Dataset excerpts
_ _ _ _

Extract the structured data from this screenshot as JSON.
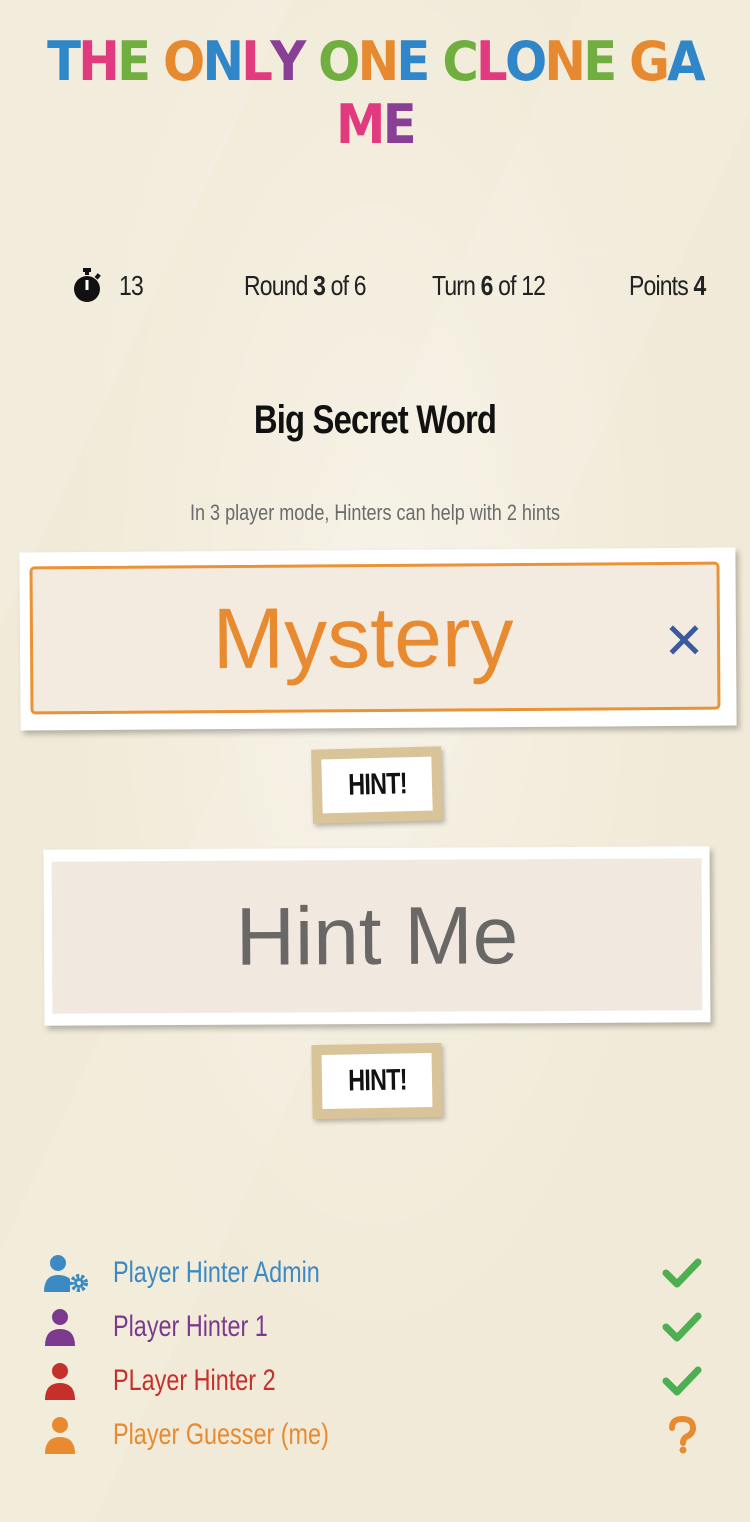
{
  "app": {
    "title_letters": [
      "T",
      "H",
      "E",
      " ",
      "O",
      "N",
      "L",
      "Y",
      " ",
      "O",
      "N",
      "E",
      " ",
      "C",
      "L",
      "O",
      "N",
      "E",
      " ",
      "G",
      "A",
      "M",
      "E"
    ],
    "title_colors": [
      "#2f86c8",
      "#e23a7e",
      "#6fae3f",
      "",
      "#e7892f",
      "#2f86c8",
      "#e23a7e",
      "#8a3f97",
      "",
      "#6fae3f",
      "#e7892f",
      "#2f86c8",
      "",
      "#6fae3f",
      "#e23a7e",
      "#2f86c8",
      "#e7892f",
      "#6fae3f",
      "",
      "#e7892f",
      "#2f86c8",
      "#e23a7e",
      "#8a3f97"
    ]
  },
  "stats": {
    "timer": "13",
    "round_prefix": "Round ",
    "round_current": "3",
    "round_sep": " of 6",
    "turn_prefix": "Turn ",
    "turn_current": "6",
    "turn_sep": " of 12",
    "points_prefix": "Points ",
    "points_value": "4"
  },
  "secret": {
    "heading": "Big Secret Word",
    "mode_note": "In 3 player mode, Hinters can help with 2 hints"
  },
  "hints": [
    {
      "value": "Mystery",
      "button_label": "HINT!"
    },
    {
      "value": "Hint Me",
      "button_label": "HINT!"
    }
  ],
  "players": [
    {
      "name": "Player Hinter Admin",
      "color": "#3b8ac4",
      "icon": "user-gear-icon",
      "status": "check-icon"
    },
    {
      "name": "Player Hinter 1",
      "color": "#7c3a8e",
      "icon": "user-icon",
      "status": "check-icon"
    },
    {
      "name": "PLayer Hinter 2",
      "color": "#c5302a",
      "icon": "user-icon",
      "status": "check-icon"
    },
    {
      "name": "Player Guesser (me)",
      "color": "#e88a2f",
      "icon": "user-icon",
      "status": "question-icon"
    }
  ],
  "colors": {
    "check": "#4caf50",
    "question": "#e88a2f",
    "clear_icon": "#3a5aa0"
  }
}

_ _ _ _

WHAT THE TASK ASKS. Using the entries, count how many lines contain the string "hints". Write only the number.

TASK ANSWER. 2